EXERCISE INSTRUCTIONS:
The records come next. Copy all of them exactly.

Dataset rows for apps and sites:

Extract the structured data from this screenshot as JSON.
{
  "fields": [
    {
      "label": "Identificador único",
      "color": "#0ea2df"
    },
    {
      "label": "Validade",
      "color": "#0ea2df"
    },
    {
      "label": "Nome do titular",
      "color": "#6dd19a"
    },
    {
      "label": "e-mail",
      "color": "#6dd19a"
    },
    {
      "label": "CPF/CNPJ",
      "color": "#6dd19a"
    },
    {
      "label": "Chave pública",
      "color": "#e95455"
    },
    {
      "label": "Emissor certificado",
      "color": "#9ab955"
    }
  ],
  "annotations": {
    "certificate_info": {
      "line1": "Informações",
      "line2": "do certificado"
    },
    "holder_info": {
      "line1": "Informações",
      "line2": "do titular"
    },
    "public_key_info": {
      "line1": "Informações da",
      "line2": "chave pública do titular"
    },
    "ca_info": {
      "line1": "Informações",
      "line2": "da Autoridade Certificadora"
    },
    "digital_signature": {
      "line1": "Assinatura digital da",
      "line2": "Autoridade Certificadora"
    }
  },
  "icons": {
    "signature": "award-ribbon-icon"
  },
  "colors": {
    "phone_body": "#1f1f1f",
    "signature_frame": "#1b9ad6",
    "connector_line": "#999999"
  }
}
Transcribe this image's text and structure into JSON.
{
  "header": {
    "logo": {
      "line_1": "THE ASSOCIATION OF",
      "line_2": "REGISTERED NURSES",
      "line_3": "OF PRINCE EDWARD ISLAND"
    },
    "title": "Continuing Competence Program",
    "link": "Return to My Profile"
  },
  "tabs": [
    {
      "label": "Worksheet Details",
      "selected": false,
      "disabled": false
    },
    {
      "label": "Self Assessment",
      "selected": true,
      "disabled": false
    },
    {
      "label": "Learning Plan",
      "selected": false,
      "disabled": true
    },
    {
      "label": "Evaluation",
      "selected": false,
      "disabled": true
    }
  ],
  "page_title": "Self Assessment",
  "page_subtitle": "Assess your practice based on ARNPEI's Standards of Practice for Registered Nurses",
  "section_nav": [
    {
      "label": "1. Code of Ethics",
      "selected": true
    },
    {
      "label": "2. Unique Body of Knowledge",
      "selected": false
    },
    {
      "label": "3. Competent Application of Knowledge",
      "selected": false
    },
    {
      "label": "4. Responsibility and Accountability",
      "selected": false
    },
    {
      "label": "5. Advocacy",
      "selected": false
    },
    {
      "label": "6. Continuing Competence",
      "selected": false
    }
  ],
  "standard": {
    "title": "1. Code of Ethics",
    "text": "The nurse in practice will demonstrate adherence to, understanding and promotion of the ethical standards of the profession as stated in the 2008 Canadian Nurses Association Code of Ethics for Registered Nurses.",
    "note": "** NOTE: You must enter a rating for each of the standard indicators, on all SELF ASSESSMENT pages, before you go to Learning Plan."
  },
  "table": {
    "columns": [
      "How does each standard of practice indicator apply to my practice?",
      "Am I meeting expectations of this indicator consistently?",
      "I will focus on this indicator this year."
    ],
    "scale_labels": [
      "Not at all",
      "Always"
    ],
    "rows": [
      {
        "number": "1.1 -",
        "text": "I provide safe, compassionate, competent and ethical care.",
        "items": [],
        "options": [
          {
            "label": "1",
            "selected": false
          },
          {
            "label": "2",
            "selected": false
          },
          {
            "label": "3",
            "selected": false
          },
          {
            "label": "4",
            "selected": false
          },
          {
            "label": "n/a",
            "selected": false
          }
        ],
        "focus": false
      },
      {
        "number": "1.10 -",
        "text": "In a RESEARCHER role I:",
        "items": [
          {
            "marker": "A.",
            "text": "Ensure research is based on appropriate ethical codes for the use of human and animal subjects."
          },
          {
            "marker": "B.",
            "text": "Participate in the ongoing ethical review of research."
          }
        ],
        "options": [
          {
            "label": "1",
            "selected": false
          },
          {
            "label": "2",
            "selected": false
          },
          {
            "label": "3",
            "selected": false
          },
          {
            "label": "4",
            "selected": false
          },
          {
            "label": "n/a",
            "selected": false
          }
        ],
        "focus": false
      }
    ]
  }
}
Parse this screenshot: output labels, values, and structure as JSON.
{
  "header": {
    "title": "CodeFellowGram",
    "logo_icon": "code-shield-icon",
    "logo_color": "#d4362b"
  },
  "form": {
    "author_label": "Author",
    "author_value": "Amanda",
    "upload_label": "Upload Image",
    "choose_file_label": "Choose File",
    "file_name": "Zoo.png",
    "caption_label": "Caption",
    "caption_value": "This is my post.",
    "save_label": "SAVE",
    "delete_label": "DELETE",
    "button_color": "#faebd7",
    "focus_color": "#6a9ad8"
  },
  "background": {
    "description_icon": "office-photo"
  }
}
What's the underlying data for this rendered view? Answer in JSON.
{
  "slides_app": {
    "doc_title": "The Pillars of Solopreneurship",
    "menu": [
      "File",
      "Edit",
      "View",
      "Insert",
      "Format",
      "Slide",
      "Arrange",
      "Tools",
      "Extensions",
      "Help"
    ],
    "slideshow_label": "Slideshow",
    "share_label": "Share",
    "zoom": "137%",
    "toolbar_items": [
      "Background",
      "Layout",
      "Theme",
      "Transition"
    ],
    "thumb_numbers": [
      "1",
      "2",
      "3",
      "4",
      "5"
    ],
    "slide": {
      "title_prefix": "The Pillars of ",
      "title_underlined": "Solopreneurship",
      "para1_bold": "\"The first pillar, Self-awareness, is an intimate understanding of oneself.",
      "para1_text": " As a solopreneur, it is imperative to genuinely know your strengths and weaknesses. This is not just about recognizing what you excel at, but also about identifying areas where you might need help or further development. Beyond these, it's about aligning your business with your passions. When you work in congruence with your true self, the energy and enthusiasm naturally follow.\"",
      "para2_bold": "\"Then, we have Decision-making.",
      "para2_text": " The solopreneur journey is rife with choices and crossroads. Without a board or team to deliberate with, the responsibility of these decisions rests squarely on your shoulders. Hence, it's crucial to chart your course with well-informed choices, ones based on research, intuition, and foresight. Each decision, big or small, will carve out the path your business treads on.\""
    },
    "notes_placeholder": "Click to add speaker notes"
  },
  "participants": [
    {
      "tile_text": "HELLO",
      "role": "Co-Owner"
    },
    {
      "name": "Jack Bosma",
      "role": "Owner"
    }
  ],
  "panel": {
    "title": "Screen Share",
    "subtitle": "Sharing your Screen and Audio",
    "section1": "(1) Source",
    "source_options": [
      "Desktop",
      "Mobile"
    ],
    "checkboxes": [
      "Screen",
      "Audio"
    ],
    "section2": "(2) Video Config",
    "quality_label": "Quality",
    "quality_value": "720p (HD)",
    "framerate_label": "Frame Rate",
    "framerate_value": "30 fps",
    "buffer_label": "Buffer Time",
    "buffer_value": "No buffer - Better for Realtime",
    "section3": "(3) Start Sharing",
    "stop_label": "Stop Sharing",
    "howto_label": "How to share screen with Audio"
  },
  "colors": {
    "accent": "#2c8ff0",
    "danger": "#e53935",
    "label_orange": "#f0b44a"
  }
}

RESPONSE AREA:
Extract the structured data from this screenshot as JSON.
{
  "fields": [
    {
      "label": "Identificador único",
      "color": "#0ea2df"
    },
    {
      "label": "Validade",
      "color": "#0ea2df"
    },
    {
      "label": "Nome do titular",
      "color": "#6dd19a"
    },
    {
      "label": "e-mail",
      "color": "#6dd19a"
    },
    {
      "label": "CPF/CNPJ",
      "color": "#6dd19a"
    },
    {
      "label": "Chave pública",
      "color": "#e95455"
    },
    {
      "label": "Emissor certificado",
      "color": "#9ab955"
    }
  ],
  "annotations": {
    "certificate_info": {
      "line1": "Informações",
      "line2": "do certificado"
    },
    "holder_info": {
      "line1": "Informações",
      "line2": "do titular"
    },
    "public_key_info": {
      "line1": "Informações da",
      "line2": "chave pública do titular"
    },
    "ca_info": {
      "line1": "Informações",
      "line2": "da Autoridade Certificadora"
    },
    "digital_signature": {
      "line1": "Assinatura digital da",
      "line2": "Autoridade Certificadora"
    }
  },
  "icons": {
    "signature": "award-ribbon-icon"
  },
  "colors": {
    "phone_body": "#1f1f1f",
    "signature_frame": "#1b9ad6",
    "connector_line": "#999999"
  }
}
Transcribe this image's text and structure into JSON.
{
  "header": {
    "logo": {
      "line_1": "THE ASSOCIATION OF",
      "line_2": "REGISTERED NURSES",
      "line_3": "OF PRINCE EDWARD ISLAND"
    },
    "title": "Continuing Competence Program",
    "link": "Return to My Profile"
  },
  "tabs": [
    {
      "label": "Worksheet Details",
      "selected": false,
      "disabled": false
    },
    {
      "label": "Self Assessment",
      "selected": true,
      "disabled": false
    },
    {
      "label": "Learning Plan",
      "selected": false,
      "disabled": true
    },
    {
      "label": "Evaluation",
      "selected": false,
      "disabled": true
    }
  ],
  "page_title": "Self Assessment",
  "page_subtitle": "Assess your practice based on ARNPEI's Standards of Practice for Registered Nurses",
  "section_nav": [
    {
      "label": "1. Code of Ethics",
      "selected": true
    },
    {
      "label": "2. Unique Body of Knowledge",
      "selected": false
    },
    {
      "label": "3. Competent Application of Knowledge",
      "selected": false
    },
    {
      "label": "4. Responsibility and Accountability",
      "selected": false
    },
    {
      "label": "5. Advocacy",
      "selected": false
    },
    {
      "label": "6. Continuing Competence",
      "selected": false
    }
  ],
  "standard": {
    "title": "1. Code of Ethics",
    "text": "The nurse in practice will demonstrate adherence to, understanding and promotion of the ethical standards of the profession as stated in the 2008 Canadian Nurses Association Code of Ethics for Registered Nurses.",
    "note": "** NOTE: You must enter a rating for each of the standard indicators, on all SELF ASSESSMENT pages, before you go to Learning Plan."
  },
  "table": {
    "columns": [
      "How does each standard of practice indicator apply to my practice?",
      "Am I meeting expectations of this indicator consistently?",
      "I will focus on this indicator this year."
    ],
    "scale_labels": [
      "Not at all",
      "Always"
    ],
    "rows": [
      {
        "number": "1.1 -",
        "text": "I provide safe, compassionate, competent and ethical care.",
        "items": [],
        "options": [
          {
            "label": "1",
            "selected": false
          },
          {
            "label": "2",
            "selected": false
          },
          {
            "label": "3",
            "selected": false
          },
          {
            "label": "4",
            "selected": false
          },
          {
            "label": "n/a",
            "selected": false
          }
        ],
        "focus": false
      },
      {
        "number": "1.10 -",
        "text": "In a RESEARCHER role I:",
        "items": [
          {
            "marker": "A.",
            "text": "Ensure research is based on appropriate ethical codes for the use of human and animal subjects."
          },
          {
            "marker": "B.",
            "text": "Participate in the ongoing ethical review of research."
          }
        ],
        "options": [
          {
            "label": "1",
            "selected": false
          },
          {
            "label": "2",
            "selected": false
          },
          {
            "label": "3",
            "selected": false
          },
          {
            "label": "4",
            "selected": false
          },
          {
            "label": "n/a",
            "selected": false
          }
        ],
        "focus": false
      }
    ]
  }
}
Parse this screenshot: output labels, values, and structure as JSON.
{
  "header": {
    "title": "CodeFellowGram",
    "logo_icon": "code-shield-icon",
    "logo_color": "#d4362b"
  },
  "form": {
    "author_label": "Author",
    "author_value": "Amanda",
    "upload_label": "Upload Image",
    "choose_file_label": "Choose File",
    "file_name": "Zoo.png",
    "caption_label": "Caption",
    "caption_value": "This is my post.",
    "save_label": "SAVE",
    "delete_label": "DELETE",
    "button_color": "#faebd7",
    "focus_color": "#6a9ad8"
  },
  "background": {
    "description_icon": "office-photo"
  }
}
What's the underlying data for this rendered view? Answer in JSON.
{
  "slides_app": {
    "doc_title": "The Pillars of Solopreneurship",
    "menu": [
      "File",
      "Edit",
      "View",
      "Insert",
      "Format",
      "Slide",
      "Arrange",
      "Tools",
      "Extensions",
      "Help"
    ],
    "slideshow_label": "Slideshow",
    "share_label": "Share",
    "zoom": "137%",
    "toolbar_items": [
      "Background",
      "Layout",
      "Theme",
      "Transition"
    ],
    "thumb_numbers": [
      "1",
      "2",
      "3",
      "4",
      "5"
    ],
    "slide": {
      "title_prefix": "The Pillars of ",
      "title_underlined": "Solopreneurship",
      "para1_bold": "\"The first pillar, Self-awareness, is an intimate understanding of oneself.",
      "para1_text": " As a solopreneur, it is imperative to genuinely know your strengths and weaknesses. This is not just about recognizing what you excel at, but also about identifying areas where you might need help or further development. Beyond these, it's about aligning your business with your passions. When you work in congruence with your true self, the energy and enthusiasm naturally follow.\"",
      "para2_bold": "\"Then, we have Decision-making.",
      "para2_text": " The solopreneur journey is rife with choices and crossroads. Without a board or team to deliberate with, the responsibility of these decisions rests squarely on your shoulders. Hence, it's crucial to chart your course with well-informed choices, ones based on research, intuition, and foresight. Each decision, big or small, will carve out the path your business treads on.\""
    },
    "notes_placeholder": "Click to add speaker notes"
  },
  "participants": [
    {
      "tile_text": "HELLO",
      "role": "Co-Owner"
    },
    {
      "name": "Jack Bosma",
      "role": "Owner"
    }
  ],
  "panel": {
    "title": "Screen Share",
    "subtitle": "Sharing your Screen and Audio",
    "section1": "(1) Source",
    "source_options": [
      "Desktop",
      "Mobile"
    ],
    "checkboxes": [
      "Screen",
      "Audio"
    ],
    "section2": "(2) Video Config",
    "quality_label": "Quality",
    "quality_value": "720p (HD)",
    "framerate_label": "Frame Rate",
    "framerate_value": "30 fps",
    "buffer_label": "Buffer Time",
    "buffer_value": "No buffer - Better for Realtime",
    "section3": "(3) Start Sharing",
    "stop_label": "Stop Sharing",
    "howto_label": "How to share screen with Audio"
  },
  "colors": {
    "accent": "#2c8ff0",
    "danger": "#e53935",
    "label_orange": "#f0b44a"
  }
}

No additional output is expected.